### DATA UNDER STUDY

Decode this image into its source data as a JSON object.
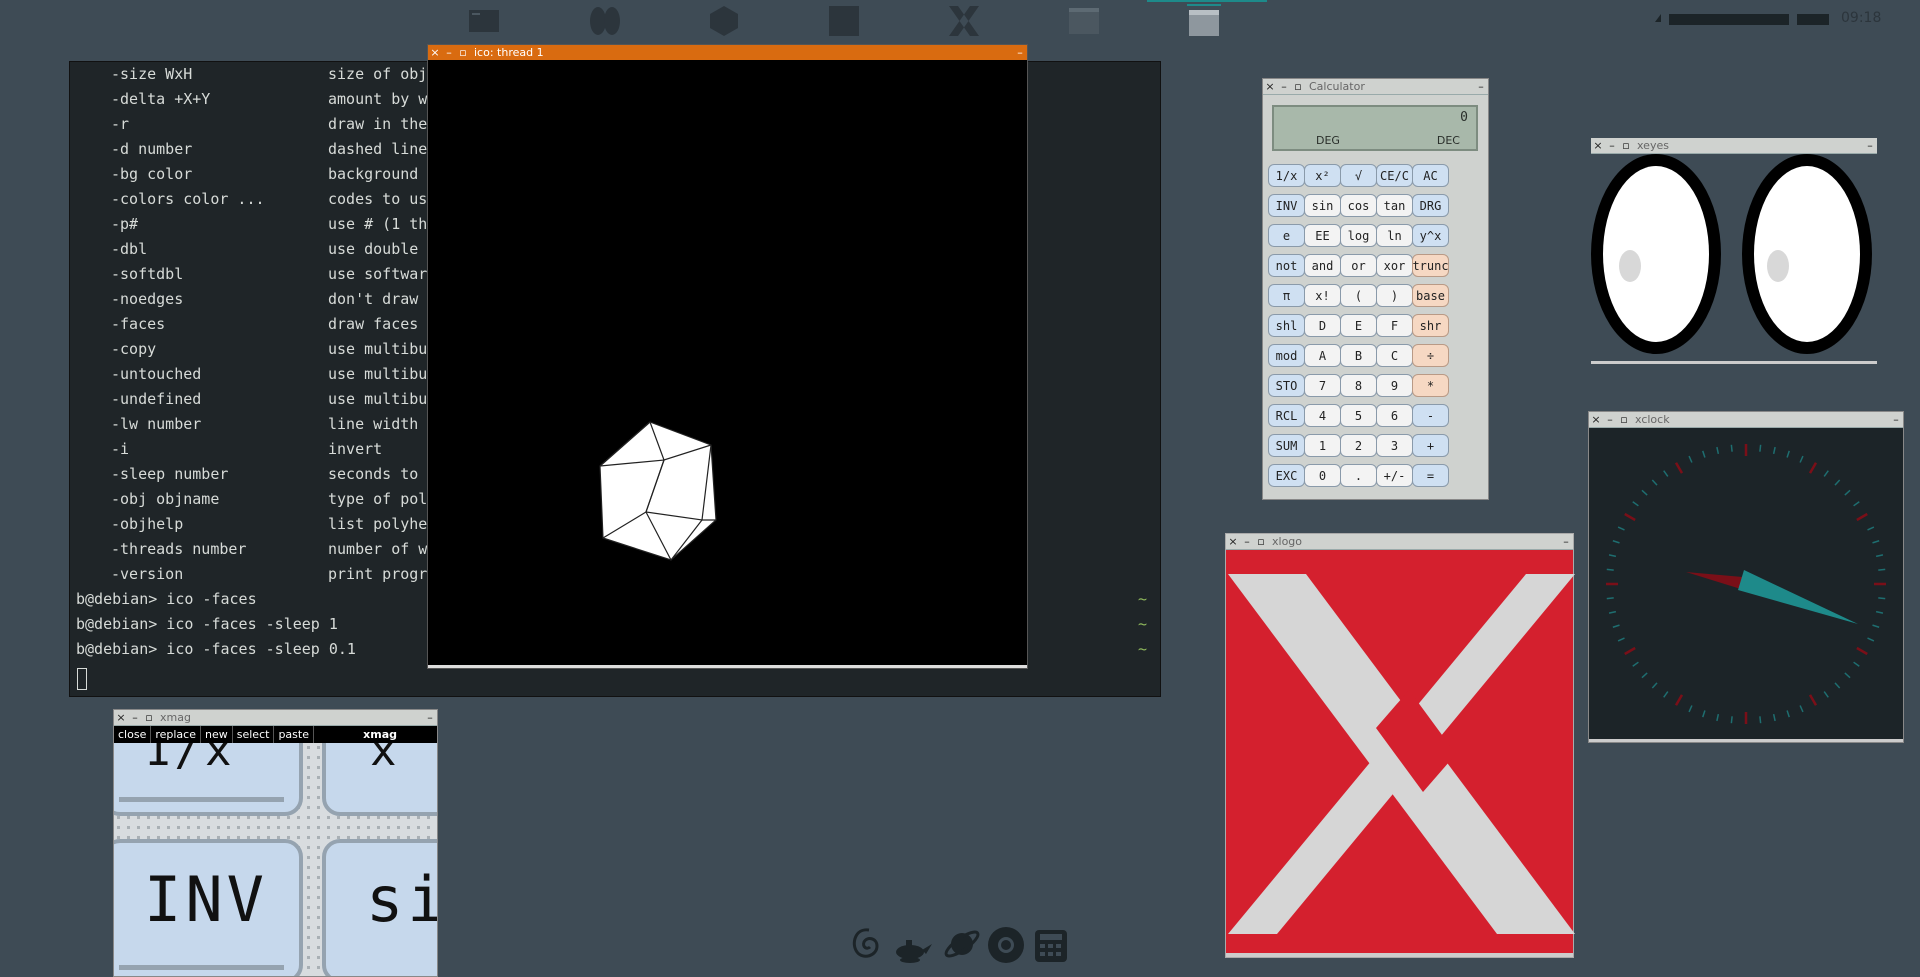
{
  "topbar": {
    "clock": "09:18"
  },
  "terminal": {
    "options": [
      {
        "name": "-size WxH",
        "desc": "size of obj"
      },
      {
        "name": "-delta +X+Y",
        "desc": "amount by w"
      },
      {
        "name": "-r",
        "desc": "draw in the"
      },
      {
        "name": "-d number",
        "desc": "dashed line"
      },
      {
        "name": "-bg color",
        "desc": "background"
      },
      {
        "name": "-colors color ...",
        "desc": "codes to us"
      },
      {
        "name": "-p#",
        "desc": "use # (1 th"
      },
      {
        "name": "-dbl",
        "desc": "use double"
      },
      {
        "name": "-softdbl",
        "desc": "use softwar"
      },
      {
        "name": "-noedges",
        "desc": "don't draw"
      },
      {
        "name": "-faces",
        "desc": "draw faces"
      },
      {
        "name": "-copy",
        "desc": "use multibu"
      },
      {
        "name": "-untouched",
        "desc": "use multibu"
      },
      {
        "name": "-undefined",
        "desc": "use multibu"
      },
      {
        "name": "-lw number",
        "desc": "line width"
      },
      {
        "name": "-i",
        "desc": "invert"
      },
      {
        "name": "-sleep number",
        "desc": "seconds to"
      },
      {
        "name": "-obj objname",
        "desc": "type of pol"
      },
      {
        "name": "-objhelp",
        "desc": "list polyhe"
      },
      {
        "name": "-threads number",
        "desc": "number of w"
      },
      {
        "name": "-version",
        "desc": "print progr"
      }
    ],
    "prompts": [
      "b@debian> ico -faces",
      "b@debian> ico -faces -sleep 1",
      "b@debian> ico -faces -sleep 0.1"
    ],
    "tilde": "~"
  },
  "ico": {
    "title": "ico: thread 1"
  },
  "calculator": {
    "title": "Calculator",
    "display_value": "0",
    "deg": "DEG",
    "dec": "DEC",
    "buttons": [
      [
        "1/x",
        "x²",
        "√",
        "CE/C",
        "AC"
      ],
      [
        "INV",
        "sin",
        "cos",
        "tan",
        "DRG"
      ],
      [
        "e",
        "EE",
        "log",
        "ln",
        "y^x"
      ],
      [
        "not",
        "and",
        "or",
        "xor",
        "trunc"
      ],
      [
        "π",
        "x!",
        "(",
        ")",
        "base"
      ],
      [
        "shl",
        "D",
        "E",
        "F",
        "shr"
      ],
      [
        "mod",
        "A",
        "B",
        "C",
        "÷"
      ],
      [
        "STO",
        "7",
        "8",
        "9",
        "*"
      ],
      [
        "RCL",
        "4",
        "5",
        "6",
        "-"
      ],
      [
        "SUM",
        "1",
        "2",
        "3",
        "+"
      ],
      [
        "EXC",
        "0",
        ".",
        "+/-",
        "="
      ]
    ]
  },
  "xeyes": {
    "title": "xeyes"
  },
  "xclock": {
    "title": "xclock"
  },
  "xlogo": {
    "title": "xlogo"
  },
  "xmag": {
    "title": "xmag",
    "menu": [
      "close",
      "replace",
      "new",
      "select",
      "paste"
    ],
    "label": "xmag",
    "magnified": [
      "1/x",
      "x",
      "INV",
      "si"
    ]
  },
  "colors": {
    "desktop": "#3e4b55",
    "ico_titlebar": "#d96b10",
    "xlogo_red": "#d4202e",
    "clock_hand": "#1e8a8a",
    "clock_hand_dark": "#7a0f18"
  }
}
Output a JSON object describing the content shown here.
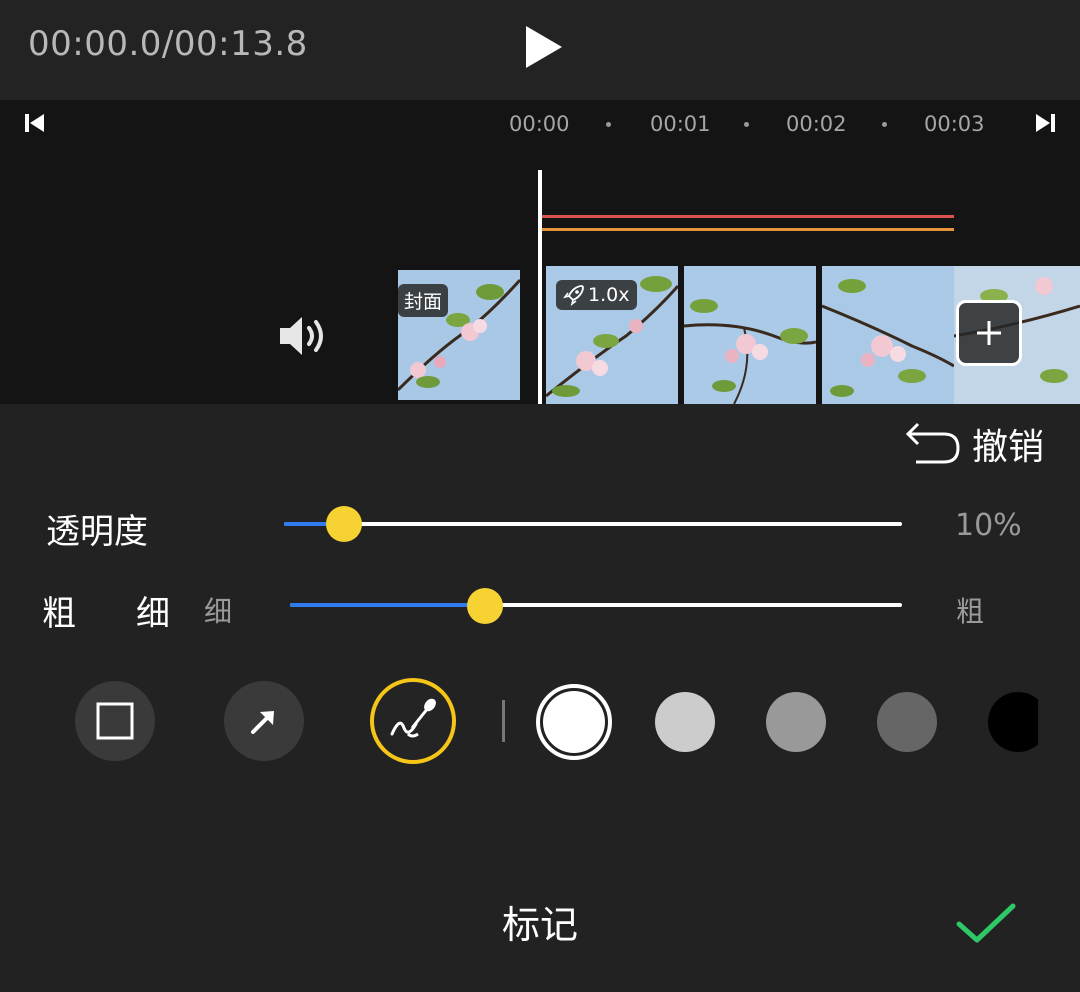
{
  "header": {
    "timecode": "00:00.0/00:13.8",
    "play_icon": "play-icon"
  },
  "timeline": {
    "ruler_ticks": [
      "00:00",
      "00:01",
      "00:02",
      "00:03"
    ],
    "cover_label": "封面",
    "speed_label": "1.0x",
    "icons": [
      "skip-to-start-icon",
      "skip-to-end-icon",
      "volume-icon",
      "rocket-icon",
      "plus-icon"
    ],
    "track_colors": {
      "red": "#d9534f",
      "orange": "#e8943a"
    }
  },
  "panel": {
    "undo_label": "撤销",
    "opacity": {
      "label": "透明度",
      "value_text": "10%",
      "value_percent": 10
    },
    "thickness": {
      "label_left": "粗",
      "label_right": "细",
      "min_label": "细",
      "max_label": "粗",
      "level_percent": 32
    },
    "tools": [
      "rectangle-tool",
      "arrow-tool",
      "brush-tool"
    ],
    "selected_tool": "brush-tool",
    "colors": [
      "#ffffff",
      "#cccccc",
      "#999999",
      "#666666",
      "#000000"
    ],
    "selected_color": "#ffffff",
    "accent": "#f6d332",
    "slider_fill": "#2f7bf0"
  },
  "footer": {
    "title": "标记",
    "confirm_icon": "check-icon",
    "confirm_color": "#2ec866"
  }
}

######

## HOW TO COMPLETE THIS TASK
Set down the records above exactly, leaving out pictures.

## RESULT OF THE TASK
Decode this image into its source data as a JSON object.
{
  "topbar": {
    "clock": "09:18"
  },
  "terminal": {
    "options": [
      {
        "name": "-size WxH",
        "desc": "size of obj"
      },
      {
        "name": "-delta +X+Y",
        "desc": "amount by w"
      },
      {
        "name": "-r",
        "desc": "draw in the"
      },
      {
        "name": "-d number",
        "desc": "dashed line"
      },
      {
        "name": "-bg color",
        "desc": "background"
      },
      {
        "name": "-colors color ...",
        "desc": "codes to us"
      },
      {
        "name": "-p#",
        "desc": "use # (1 th"
      },
      {
        "name": "-dbl",
        "desc": "use double"
      },
      {
        "name": "-softdbl",
        "desc": "use softwar"
      },
      {
        "name": "-noedges",
        "desc": "don't draw"
      },
      {
        "name": "-faces",
        "desc": "draw faces"
      },
      {
        "name": "-copy",
        "desc": "use multibu"
      },
      {
        "name": "-untouched",
        "desc": "use multibu"
      },
      {
        "name": "-undefined",
        "desc": "use multibu"
      },
      {
        "name": "-lw number",
        "desc": "line width"
      },
      {
        "name": "-i",
        "desc": "invert"
      },
      {
        "name": "-sleep number",
        "desc": "seconds to"
      },
      {
        "name": "-obj objname",
        "desc": "type of pol"
      },
      {
        "name": "-objhelp",
        "desc": "list polyhe"
      },
      {
        "name": "-threads number",
        "desc": "number of w"
      },
      {
        "name": "-version",
        "desc": "print progr"
      }
    ],
    "prompts": [
      "b@debian> ico -faces",
      "b@debian> ico -faces -sleep 1",
      "b@debian> ico -faces -sleep 0.1"
    ],
    "tilde": "~"
  },
  "ico": {
    "title": "ico: thread 1"
  },
  "calculator": {
    "title": "Calculator",
    "display_value": "0",
    "deg": "DEG",
    "dec": "DEC",
    "buttons": [
      [
        "1/x",
        "x²",
        "√",
        "CE/C",
        "AC"
      ],
      [
        "INV",
        "sin",
        "cos",
        "tan",
        "DRG"
      ],
      [
        "e",
        "EE",
        "log",
        "ln",
        "y^x"
      ],
      [
        "not",
        "and",
        "or",
        "xor",
        "trunc"
      ],
      [
        "π",
        "x!",
        "(",
        ")",
        "base"
      ],
      [
        "shl",
        "D",
        "E",
        "F",
        "shr"
      ],
      [
        "mod",
        "A",
        "B",
        "C",
        "÷"
      ],
      [
        "STO",
        "7",
        "8",
        "9",
        "*"
      ],
      [
        "RCL",
        "4",
        "5",
        "6",
        "-"
      ],
      [
        "SUM",
        "1",
        "2",
        "3",
        "+"
      ],
      [
        "EXC",
        "0",
        ".",
        "+/-",
        "="
      ]
    ]
  },
  "xeyes": {
    "title": "xeyes"
  },
  "xclock": {
    "title": "xclock"
  },
  "xlogo": {
    "title": "xlogo"
  },
  "xmag": {
    "title": "xmag",
    "menu": [
      "close",
      "replace",
      "new",
      "select",
      "paste"
    ],
    "label": "xmag",
    "magnified": [
      "1/x",
      "x",
      "INV",
      "si"
    ]
  },
  "colors": {
    "desktop": "#3e4b55",
    "ico_titlebar": "#d96b10",
    "xlogo_red": "#d4202e",
    "clock_hand": "#1e8a8a",
    "clock_hand_dark": "#7a0f18"
  }
}
Output a JSON object describing the content shown here.
{
  "header": {
    "timecode": "00:00.0/00:13.8",
    "play_icon": "play-icon"
  },
  "timeline": {
    "ruler_ticks": [
      "00:00",
      "00:01",
      "00:02",
      "00:03"
    ],
    "cover_label": "封面",
    "speed_label": "1.0x",
    "icons": [
      "skip-to-start-icon",
      "skip-to-end-icon",
      "volume-icon",
      "rocket-icon",
      "plus-icon"
    ],
    "track_colors": {
      "red": "#d9534f",
      "orange": "#e8943a"
    }
  },
  "panel": {
    "undo_label": "撤销",
    "opacity": {
      "label": "透明度",
      "value_text": "10%",
      "value_percent": 10
    },
    "thickness": {
      "label_left": "粗",
      "label_right": "细",
      "min_label": "细",
      "max_label": "粗",
      "level_percent": 32
    },
    "tools": [
      "rectangle-tool",
      "arrow-tool",
      "brush-tool"
    ],
    "selected_tool": "brush-tool",
    "colors": [
      "#ffffff",
      "#cccccc",
      "#999999",
      "#666666",
      "#000000"
    ],
    "selected_color": "#ffffff",
    "accent": "#f6d332",
    "slider_fill": "#2f7bf0"
  },
  "footer": {
    "title": "标记",
    "confirm_icon": "check-icon",
    "confirm_color": "#2ec866"
  }
}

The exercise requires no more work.